In the regulatory session, the challenging EU claims environment was discussed with a huge strategic takeaway offered by Boots Walgreen’s Jen Thompson. She noted that brands are using ingredients for which claims are allowed, such as vitamin C or zinc and immunity, or calcium and digestion to support the claim, then adding functional (microbiome modulating) ingredients that are identified and associative. She also pointed out the importance of product names, suggested that so long as it was well removed from the actual ‘commerce’, that education can occur across the EU, and observed that there was some inconsistency across the EU where labeling ‘prebiotic’ was concerned (e.g., Italy allows it). Ivan Wasserman, talking about the US situation noted the inconsistency of doing nutrition science while dealing with structure-function claim limitations.

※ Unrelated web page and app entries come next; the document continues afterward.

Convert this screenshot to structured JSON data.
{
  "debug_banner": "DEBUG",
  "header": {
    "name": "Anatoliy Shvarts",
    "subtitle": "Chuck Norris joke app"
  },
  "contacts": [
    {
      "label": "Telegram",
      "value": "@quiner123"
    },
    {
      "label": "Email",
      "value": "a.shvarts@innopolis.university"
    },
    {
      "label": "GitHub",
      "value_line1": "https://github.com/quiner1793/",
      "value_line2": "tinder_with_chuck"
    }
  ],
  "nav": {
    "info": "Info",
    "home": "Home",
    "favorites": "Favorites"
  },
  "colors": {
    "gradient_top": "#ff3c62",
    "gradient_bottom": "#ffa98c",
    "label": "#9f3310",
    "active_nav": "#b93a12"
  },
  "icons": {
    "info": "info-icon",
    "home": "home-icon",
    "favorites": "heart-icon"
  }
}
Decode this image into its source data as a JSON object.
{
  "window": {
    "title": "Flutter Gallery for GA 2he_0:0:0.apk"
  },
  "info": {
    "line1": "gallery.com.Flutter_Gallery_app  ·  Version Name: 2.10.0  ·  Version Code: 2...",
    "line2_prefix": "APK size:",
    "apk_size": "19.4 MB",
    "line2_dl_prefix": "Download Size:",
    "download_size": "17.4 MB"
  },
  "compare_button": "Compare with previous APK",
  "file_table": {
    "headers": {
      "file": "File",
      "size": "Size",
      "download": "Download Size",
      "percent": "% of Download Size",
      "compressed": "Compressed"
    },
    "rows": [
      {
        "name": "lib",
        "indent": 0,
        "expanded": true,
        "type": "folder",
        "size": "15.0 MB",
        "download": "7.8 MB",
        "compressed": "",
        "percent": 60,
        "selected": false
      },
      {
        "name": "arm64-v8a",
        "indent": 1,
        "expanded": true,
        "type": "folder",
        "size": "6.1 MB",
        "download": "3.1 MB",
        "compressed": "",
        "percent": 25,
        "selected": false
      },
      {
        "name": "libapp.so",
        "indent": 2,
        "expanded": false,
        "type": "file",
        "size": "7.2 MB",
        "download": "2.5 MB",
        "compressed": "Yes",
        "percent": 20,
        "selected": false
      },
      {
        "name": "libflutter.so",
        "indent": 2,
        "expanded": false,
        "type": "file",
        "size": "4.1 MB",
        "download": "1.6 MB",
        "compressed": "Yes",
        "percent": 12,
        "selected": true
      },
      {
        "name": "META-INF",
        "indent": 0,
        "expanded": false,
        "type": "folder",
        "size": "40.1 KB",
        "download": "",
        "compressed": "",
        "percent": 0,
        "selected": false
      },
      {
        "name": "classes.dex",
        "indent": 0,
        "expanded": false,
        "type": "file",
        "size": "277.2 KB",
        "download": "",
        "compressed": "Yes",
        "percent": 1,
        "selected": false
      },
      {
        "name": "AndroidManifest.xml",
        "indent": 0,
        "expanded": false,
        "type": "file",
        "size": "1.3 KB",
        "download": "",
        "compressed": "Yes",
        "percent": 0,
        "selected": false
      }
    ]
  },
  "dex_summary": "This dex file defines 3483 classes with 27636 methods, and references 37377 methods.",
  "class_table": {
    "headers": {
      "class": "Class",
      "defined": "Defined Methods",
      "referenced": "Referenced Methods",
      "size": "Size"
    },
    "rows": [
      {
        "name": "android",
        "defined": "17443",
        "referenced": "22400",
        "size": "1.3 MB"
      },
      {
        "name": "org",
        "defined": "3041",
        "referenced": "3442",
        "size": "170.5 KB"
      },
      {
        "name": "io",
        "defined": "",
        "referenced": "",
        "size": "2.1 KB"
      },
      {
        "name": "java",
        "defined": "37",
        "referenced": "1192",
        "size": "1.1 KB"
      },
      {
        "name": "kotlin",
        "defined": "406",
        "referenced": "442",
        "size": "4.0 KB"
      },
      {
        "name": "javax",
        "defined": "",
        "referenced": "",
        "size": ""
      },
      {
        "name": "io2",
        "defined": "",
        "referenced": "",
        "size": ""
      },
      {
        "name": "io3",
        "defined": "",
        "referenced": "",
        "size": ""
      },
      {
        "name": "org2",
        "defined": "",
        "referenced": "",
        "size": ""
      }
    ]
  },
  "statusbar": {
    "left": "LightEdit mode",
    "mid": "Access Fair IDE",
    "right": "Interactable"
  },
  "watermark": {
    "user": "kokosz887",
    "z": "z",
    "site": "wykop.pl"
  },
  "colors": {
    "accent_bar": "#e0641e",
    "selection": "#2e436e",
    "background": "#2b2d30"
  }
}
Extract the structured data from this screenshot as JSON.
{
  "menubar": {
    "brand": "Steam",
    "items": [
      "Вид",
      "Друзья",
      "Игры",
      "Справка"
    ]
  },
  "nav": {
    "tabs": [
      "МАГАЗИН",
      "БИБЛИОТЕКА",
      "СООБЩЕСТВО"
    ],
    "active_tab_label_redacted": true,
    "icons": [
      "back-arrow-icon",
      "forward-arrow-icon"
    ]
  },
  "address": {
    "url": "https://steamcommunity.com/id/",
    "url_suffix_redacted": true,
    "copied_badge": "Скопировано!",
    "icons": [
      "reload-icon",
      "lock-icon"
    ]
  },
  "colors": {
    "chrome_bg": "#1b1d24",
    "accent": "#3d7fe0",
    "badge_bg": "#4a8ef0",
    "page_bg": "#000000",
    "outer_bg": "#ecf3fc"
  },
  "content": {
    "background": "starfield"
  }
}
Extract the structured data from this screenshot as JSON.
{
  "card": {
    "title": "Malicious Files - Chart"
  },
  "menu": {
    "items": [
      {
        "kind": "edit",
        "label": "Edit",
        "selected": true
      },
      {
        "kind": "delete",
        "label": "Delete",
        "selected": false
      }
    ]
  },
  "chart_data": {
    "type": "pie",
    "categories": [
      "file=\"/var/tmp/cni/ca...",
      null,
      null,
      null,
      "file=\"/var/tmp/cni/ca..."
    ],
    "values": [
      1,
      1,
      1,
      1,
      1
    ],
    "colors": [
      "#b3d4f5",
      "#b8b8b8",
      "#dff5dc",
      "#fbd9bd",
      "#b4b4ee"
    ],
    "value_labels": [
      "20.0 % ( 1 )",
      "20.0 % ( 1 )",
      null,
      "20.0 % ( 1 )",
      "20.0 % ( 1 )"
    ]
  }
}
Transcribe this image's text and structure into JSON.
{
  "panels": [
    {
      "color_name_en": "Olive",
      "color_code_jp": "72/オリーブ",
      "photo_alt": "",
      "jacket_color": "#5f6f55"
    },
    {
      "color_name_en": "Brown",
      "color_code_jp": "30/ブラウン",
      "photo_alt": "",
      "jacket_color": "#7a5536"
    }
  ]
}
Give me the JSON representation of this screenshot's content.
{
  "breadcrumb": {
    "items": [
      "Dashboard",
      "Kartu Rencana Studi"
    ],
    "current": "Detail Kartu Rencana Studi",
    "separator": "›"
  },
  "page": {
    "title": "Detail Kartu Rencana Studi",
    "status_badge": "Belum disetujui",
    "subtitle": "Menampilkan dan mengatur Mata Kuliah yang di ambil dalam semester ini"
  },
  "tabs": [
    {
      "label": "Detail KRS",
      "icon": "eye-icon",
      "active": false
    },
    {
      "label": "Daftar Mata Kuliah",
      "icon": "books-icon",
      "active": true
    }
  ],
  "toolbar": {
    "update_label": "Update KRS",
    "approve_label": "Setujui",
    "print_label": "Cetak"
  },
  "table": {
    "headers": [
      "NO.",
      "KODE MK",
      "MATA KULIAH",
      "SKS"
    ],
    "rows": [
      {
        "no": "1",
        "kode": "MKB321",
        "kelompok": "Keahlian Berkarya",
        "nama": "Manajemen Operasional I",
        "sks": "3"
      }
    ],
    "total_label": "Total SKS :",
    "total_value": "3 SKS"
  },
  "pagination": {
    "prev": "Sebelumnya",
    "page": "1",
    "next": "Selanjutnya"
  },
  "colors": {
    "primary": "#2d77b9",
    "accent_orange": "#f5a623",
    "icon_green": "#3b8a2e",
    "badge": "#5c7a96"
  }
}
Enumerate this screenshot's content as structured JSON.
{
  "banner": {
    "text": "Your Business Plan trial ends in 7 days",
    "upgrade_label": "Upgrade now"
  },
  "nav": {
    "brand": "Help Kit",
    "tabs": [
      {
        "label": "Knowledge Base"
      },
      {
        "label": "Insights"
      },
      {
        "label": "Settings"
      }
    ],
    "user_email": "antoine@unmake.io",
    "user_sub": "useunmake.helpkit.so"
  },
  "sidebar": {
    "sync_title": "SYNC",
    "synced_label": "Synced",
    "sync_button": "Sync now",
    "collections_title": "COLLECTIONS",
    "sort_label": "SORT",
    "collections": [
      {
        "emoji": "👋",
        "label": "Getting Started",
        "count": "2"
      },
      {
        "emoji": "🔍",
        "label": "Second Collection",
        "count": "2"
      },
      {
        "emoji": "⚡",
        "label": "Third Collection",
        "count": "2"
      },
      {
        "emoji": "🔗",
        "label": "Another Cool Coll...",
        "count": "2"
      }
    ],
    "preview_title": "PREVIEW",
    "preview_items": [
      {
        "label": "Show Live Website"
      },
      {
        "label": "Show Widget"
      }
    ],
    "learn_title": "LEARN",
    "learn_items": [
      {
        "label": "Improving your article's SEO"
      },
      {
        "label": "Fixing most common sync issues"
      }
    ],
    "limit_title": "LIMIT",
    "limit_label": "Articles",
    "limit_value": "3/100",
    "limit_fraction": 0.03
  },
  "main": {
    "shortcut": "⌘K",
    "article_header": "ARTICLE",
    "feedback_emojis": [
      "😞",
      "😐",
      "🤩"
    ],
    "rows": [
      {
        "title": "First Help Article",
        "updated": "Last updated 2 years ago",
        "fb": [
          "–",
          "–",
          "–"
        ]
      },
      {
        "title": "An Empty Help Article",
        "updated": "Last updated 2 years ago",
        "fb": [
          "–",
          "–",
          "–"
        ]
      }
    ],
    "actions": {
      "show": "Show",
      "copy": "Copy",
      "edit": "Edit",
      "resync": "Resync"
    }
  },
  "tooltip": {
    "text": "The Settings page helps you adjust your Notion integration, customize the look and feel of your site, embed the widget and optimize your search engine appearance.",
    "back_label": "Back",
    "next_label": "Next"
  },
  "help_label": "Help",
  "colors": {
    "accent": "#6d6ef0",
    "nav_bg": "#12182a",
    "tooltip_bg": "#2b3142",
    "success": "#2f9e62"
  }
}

Our panel on the retail/consumer interface discussed the impact of AI, personalization, and diagnostics on this conversation, and at one point it was suggested that perhaps retailers need to look at this in-store zone or operation as a service center, rather than a profit center.
Let’s face it, there’s a lot to unpack in a space that is evolving daily. From tech and primary research to the market is a long journey. We all know that simplification is one of the keys to success, but at the same time, over-simplification does a disservice to ongoing and deep research, but also, if done too soon in the process, limits category potential. As consumers and influencers get stuck in what might be an arbitrary box from which it’s difficult or impossible to dislodge them. Will consumers eventually understand that microbiome modulating products can help them manage stress, or are they stuck in the digestion box? That remains to be seen.
Len Monheit is the CEO of Industry Transparency Center